Storm clouds gather over Hanoi's skyline September 21, 2009. REUTERS/KhamApple has completed work on an online music storage service and is set to launch it ahead of Google, whose own music efforts have stalled, according to several people familiar with both companies’ plans. The sources revealed that Apple’s plans will allow iTunes customers to store their songs on a remote server, and then access them from wherever they have an Internet connection and that Apple has yet to sign any new licenses for the service and major music labels are hoping to secure deals before the service is launched. launched a music locker service earlier in April without new licensing agreements leading to threats of legal action from some music companies.

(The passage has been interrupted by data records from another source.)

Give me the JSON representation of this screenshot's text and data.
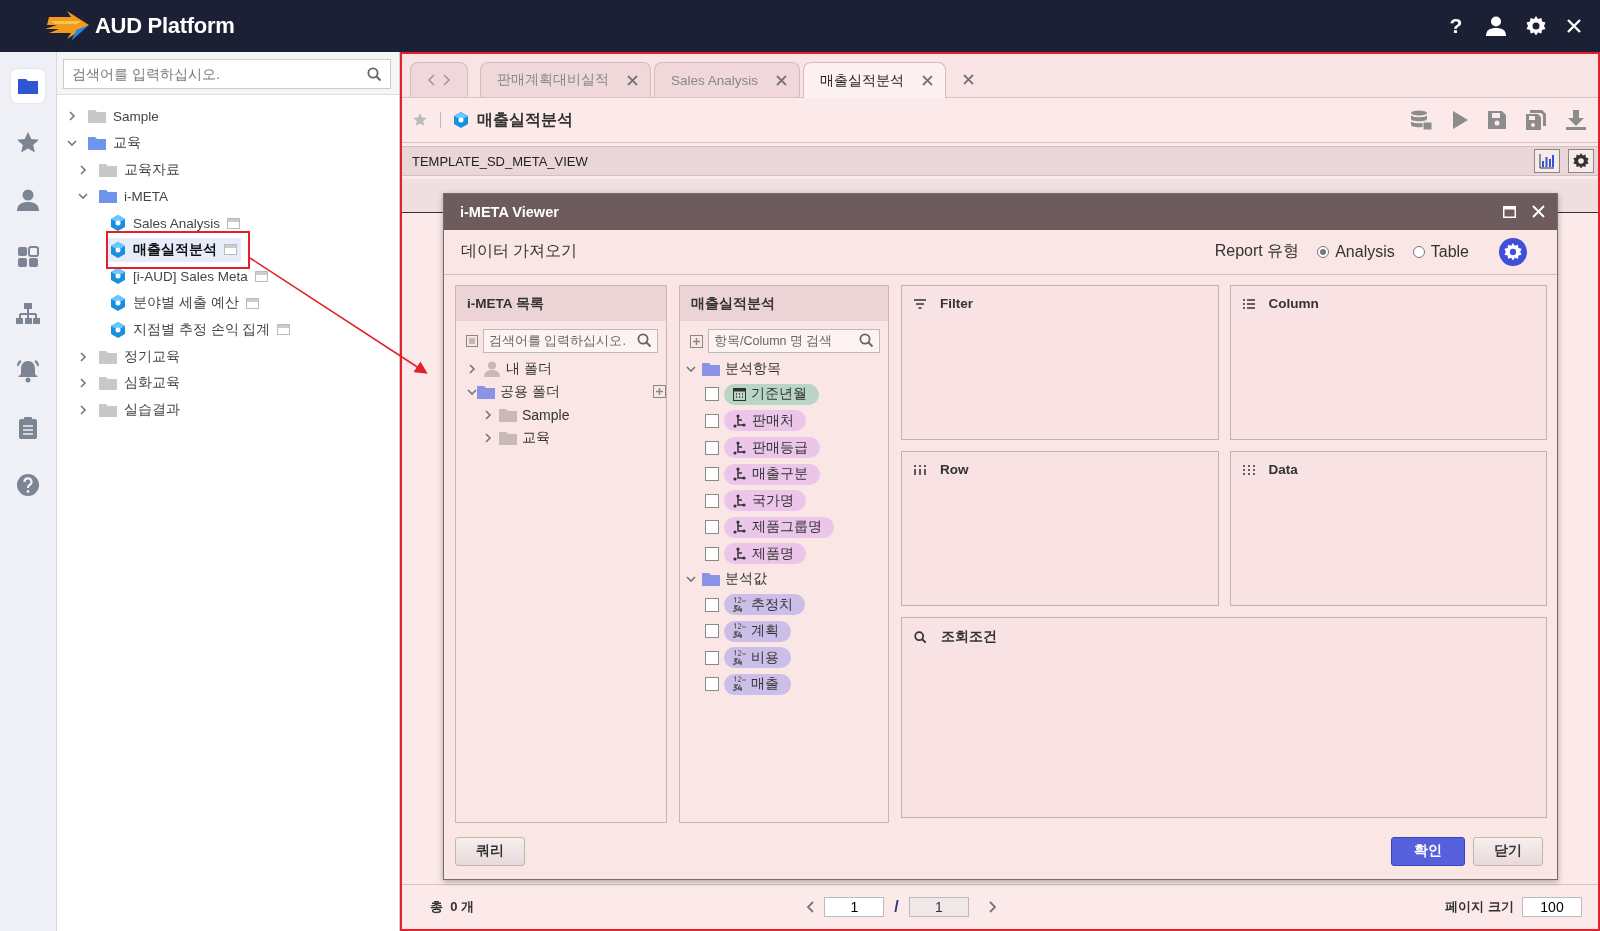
{
  "header": {
    "title": "AUD Platform",
    "help": "?"
  },
  "rail": [
    {
      "kind": "folder",
      "selected": true
    },
    {
      "kind": "star",
      "selected": false
    },
    {
      "kind": "user",
      "selected": false
    },
    {
      "kind": "dashboard",
      "selected": false
    },
    {
      "kind": "hierarchy",
      "selected": false
    },
    {
      "kind": "alarm",
      "selected": false
    },
    {
      "kind": "clipboard",
      "selected": false
    },
    {
      "kind": "help",
      "selected": false
    }
  ],
  "tree_search": {
    "placeholder": "검색어를 입력하십시오."
  },
  "tree": [
    {
      "label": "Sample",
      "kind": "folder",
      "expanded": false,
      "selected": false
    },
    {
      "label": "교육",
      "kind": "folder",
      "expanded": true,
      "selected": false,
      "children": [
        {
          "label": "교육자료",
          "kind": "folder",
          "expanded": false,
          "selected": false
        },
        {
          "label": "i-META",
          "kind": "folder",
          "expanded": true,
          "selected": false,
          "children": [
            {
              "label": "Sales Analysis",
              "kind": "meta",
              "selected": false
            },
            {
              "label": "매출실적분석",
              "kind": "meta",
              "selected": true
            },
            {
              "label": "[i-AUD] Sales Meta",
              "kind": "meta",
              "selected": false
            },
            {
              "label": "분야별 세출 예산",
              "kind": "meta",
              "selected": false
            },
            {
              "label": "지점별 추정 손익 집계",
              "kind": "meta",
              "selected": false
            }
          ]
        },
        {
          "label": "정기교육",
          "kind": "folder",
          "expanded": false,
          "selected": false
        },
        {
          "label": "심화교육",
          "kind": "folder",
          "expanded": false,
          "selected": false
        },
        {
          "label": "실습결과",
          "kind": "folder",
          "expanded": false,
          "selected": false
        }
      ]
    }
  ],
  "tabs": [
    {
      "label": "판매계획대비실적",
      "selected": false
    },
    {
      "label": "Sales Analysis",
      "selected": false
    },
    {
      "label": "매출실적분석",
      "selected": true
    }
  ],
  "toolbar": {
    "title": "매출실적분석"
  },
  "template": {
    "name": "TEMPLATE_SD_META_VIEW"
  },
  "dialog": {
    "title": "i-META Viewer",
    "heading": "데이터 가져오기",
    "report_type_label": "Report 유형",
    "report_types": [
      {
        "label": "Analysis",
        "selected": true
      },
      {
        "label": "Table",
        "selected": false
      }
    ],
    "meta_list": {
      "title": "i-META 목록",
      "search": {
        "placeholder": "검색어를 입력하십시오."
      },
      "tree": [
        {
          "label": "내 폴더",
          "kind": "user",
          "expanded": false,
          "selected": false
        },
        {
          "label": "공용 폴더",
          "kind": "folder",
          "expanded": true,
          "selected": false,
          "children": [
            {
              "label": "Sample",
              "kind": "folder",
              "expanded": false,
              "selected": false
            },
            {
              "label": "교육",
              "kind": "folder",
              "expanded": false,
              "selected": false
            }
          ]
        }
      ]
    },
    "fields": {
      "title": "매출실적분석",
      "search": {
        "placeholder": "항목/Column 명 검색"
      },
      "groups": [
        {
          "label": "분석항목",
          "expanded": true,
          "items": [
            {
              "label": "기준년월",
              "kind": "date",
              "checked": false
            },
            {
              "label": "판매처",
              "kind": "dimension",
              "checked": false
            },
            {
              "label": "판매등급",
              "kind": "dimension",
              "checked": false
            },
            {
              "label": "매출구분",
              "kind": "dimension",
              "checked": false
            },
            {
              "label": "국가명",
              "kind": "dimension",
              "checked": false
            },
            {
              "label": "제품그룹명",
              "kind": "dimension",
              "checked": false
            },
            {
              "label": "제품명",
              "kind": "dimension",
              "checked": false
            }
          ]
        },
        {
          "label": "분석값",
          "expanded": true,
          "items": [
            {
              "label": "추정치",
              "kind": "measure",
              "checked": false
            },
            {
              "label": "계획",
              "kind": "measure",
              "checked": false
            },
            {
              "label": "비용",
              "kind": "measure",
              "checked": false
            },
            {
              "label": "매출",
              "kind": "measure",
              "checked": false
            }
          ]
        }
      ]
    },
    "zones": [
      {
        "label": "Filter",
        "kind": "filter"
      },
      {
        "label": "Column",
        "kind": "column"
      },
      {
        "label": "Row",
        "kind": "row"
      },
      {
        "label": "Data",
        "kind": "data"
      },
      {
        "label": "조회조건",
        "kind": "condition"
      }
    ],
    "buttons": {
      "query": "쿼리",
      "ok": "확인",
      "close": "닫기"
    }
  },
  "status": {
    "total": "총  0 개",
    "page": "1",
    "separator": "/",
    "pages": "1",
    "page_size_label": "페이지 크기",
    "page_size": "100"
  }
}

Verizon gained wireless subscribers with Apple’s iPhone, but the device’s affect on its financials failed to impress investors. Verizon Wireless posted 906,000 net new subscribers, roughly in line with expectations. That was much better than AT&T, which added only 62,000 net subscribers in the quarter as it lost iPhone exclusivity. However, a key sticking point for investors when comparing the two operators was the fact that AT&T won more new iPhone customers in the quarter than Verizon. Verizon announced that it would sell a new version of the iPhone later this year that, unlike its current iPhone, would work globally.

The risky attempt by The New York Times to charge fees to website readers looks to be paying off, although it still faces stiff challenges in turning around a fall-off in print advertising revenue at its core business. The company gained more than 100,000 new subscribers since it introduced its digital subscription service on March 28, representing at least an estimated $26 million in annual revenue and trouncing early expectations for the service.

Google: We’re no media company – but read our magazine

Earlier this week, New York Times  media columnist David Carr asked the question that is on the minds of moguls  everywhere: Is Google a media company?

Google flat out rejected the description. Here’s Hal Varian, Google’s chief economist, explaining the rationale to Carr: “We are in the business of media distribution, but I don’t think that we would be very good at media creation. I think it’s one thing that we have astutely avoided in the last 12 years.”

Umm, well, not exactly.  The search behmouth  just unveiled an online magazine called “Think Quarterly” that has a very high brow, old media vibe to it.  The idea behind the quarterly publication? It’s best said by Google (and sounds suspiciously like old media):

New York Times aware of buggy iPhone app

iPhone Frequent users of the New York Times iPhone application likely have noticed that the app has been a bit buggy of late. The New York Times developed a nicely designed means to get the latest news on your smartphone — when you can update it that is. 

This reporter, who uses the app almost daily and depends upon it to catch up on news during subway rides, noticed that the app is having problems refreshing.  Apparently others have noticed too. 

A sample of some comments about the NYT from Apple’s App store:


  “Freezes a lot”

“Cmon nyt pls fix the “no update” problem otherwise it’s a great app”